- Problem description:
Which lines below contain the word "labels"? Copy each one.

- Saved data entries:
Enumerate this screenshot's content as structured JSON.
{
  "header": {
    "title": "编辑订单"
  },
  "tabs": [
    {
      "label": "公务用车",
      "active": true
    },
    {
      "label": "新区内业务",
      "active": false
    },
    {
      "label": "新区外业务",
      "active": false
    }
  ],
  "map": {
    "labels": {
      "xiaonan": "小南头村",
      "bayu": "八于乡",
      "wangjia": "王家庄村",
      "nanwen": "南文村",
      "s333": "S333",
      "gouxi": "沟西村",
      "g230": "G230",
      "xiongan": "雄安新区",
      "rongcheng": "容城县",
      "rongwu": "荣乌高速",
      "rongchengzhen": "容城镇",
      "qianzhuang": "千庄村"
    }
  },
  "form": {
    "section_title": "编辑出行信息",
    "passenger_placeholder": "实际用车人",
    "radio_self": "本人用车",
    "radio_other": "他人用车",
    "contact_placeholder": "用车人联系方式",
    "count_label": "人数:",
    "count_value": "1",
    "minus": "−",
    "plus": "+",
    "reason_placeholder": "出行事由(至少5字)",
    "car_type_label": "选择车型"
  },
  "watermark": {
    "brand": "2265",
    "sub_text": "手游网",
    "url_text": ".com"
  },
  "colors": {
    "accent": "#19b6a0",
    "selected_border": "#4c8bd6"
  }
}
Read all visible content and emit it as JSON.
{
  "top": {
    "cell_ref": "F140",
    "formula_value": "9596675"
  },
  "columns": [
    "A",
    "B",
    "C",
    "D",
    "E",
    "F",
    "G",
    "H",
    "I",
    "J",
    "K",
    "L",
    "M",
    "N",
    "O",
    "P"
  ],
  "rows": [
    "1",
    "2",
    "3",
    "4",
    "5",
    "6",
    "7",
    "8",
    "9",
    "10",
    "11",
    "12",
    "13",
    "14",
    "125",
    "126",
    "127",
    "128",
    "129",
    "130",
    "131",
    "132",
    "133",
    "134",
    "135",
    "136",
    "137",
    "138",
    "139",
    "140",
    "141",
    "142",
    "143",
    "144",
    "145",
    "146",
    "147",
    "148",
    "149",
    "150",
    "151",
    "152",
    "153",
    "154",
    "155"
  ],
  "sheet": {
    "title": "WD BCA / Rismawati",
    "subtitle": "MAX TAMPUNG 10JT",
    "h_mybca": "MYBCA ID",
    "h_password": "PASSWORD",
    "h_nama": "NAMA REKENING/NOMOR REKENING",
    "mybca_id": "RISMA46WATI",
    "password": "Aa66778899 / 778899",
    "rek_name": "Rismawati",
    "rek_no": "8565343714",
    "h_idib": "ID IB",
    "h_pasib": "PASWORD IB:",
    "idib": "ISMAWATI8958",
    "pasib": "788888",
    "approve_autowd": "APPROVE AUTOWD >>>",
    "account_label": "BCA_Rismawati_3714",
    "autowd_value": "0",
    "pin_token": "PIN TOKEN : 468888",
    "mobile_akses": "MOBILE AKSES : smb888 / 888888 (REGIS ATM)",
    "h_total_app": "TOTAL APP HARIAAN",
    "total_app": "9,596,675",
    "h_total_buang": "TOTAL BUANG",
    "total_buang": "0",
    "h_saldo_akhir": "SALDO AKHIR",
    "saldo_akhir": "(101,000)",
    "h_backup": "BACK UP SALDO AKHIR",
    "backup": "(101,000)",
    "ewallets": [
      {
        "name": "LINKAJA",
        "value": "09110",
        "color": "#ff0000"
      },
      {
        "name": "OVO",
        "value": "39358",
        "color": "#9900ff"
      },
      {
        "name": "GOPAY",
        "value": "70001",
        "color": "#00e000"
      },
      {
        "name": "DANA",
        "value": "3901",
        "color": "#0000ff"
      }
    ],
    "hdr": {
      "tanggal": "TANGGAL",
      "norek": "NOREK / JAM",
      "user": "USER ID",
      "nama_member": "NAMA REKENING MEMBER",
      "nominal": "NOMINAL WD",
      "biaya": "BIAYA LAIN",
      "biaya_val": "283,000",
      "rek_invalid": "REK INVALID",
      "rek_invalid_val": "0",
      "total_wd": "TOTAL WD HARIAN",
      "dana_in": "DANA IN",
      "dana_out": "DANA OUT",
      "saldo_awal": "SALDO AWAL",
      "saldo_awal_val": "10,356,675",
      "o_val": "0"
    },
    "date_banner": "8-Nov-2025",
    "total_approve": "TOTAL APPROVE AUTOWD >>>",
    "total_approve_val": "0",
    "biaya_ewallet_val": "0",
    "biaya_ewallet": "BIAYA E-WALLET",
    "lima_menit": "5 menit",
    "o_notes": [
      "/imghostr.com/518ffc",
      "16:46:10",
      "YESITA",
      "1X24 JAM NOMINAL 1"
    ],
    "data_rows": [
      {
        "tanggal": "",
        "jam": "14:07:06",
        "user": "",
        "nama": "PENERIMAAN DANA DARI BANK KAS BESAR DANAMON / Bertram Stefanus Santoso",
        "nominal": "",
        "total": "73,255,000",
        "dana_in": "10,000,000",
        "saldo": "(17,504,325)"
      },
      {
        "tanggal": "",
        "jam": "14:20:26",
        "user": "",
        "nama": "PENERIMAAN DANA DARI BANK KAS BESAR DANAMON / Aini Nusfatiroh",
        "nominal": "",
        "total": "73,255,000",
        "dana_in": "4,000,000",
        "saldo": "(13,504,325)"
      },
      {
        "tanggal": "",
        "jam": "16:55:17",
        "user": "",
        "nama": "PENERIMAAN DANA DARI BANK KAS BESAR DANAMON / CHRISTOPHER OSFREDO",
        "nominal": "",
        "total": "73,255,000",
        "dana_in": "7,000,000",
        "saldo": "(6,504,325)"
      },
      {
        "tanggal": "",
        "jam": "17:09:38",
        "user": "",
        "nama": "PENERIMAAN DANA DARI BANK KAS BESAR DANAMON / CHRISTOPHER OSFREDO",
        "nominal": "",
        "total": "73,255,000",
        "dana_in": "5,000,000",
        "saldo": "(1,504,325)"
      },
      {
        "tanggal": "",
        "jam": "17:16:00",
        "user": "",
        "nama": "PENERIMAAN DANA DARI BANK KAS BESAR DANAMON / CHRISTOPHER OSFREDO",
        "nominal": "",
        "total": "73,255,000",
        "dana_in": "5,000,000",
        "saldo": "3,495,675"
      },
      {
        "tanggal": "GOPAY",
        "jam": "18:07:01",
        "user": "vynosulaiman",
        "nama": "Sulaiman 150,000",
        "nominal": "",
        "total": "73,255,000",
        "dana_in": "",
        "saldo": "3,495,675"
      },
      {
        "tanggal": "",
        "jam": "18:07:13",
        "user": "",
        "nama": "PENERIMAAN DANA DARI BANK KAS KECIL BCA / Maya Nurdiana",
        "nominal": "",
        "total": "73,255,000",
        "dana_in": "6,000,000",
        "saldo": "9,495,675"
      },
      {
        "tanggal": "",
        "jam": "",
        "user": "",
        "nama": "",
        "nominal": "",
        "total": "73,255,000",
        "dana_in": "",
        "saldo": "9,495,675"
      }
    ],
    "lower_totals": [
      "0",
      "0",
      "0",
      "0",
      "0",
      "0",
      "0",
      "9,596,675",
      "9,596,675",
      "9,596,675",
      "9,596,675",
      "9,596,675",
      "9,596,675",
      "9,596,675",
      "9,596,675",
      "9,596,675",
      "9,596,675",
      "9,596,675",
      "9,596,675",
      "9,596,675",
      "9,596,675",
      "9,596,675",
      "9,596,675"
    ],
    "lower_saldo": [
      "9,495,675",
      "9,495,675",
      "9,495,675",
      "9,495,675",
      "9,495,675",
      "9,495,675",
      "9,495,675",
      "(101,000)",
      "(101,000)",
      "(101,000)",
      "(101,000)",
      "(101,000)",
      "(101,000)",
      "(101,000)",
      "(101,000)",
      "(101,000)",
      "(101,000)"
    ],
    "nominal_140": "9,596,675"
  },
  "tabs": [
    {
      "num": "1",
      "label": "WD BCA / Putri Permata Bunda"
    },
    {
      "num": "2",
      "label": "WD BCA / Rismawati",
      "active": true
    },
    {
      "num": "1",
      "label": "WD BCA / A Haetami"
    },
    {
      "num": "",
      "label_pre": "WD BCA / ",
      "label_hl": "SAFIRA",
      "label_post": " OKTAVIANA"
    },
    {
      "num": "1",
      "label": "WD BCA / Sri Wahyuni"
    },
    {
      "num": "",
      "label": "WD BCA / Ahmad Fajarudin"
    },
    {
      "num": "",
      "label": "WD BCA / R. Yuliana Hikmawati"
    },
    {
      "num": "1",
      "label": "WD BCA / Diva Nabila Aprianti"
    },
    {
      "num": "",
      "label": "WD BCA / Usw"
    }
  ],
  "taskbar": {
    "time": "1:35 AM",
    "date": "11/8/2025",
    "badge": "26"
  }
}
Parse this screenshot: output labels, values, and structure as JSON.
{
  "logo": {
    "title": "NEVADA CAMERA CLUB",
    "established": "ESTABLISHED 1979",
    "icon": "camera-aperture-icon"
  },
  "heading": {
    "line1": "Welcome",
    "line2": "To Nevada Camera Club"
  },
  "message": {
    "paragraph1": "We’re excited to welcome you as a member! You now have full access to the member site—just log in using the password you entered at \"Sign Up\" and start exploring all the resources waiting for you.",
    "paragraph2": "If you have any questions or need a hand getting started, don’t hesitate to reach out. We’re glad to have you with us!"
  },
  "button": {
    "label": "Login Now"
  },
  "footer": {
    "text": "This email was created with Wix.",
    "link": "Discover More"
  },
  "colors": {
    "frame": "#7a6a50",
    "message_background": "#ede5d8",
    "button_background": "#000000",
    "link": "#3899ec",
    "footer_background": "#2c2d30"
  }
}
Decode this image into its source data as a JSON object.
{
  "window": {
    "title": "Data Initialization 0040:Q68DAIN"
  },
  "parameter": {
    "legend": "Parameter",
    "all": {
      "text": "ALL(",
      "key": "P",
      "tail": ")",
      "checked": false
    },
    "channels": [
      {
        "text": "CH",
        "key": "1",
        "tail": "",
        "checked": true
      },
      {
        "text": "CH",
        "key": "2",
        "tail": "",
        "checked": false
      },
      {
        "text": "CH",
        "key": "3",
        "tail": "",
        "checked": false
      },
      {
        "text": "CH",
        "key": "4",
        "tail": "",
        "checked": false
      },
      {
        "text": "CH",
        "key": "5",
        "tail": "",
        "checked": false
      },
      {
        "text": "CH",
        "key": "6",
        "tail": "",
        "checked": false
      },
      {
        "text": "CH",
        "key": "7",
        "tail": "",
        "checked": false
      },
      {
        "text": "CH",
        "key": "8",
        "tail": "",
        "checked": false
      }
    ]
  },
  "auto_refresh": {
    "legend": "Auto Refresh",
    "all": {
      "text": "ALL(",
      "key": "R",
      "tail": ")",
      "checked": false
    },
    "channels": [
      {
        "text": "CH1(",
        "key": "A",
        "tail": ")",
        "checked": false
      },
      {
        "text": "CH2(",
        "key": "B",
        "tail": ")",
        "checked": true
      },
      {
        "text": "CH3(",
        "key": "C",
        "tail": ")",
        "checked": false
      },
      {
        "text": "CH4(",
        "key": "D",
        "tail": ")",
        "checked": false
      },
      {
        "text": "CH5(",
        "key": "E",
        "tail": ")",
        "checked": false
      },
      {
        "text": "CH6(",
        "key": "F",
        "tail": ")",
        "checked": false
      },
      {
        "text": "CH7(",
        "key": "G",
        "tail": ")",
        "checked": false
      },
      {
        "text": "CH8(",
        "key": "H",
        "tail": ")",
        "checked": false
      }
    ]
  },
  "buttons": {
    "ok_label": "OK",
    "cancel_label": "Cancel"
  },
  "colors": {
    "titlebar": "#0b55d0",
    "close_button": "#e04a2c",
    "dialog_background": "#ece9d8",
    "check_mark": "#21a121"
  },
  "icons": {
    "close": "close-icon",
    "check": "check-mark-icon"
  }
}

- Solution below:
    "labels": {
Parse this screenshot: output labels, values, and structure as JSON.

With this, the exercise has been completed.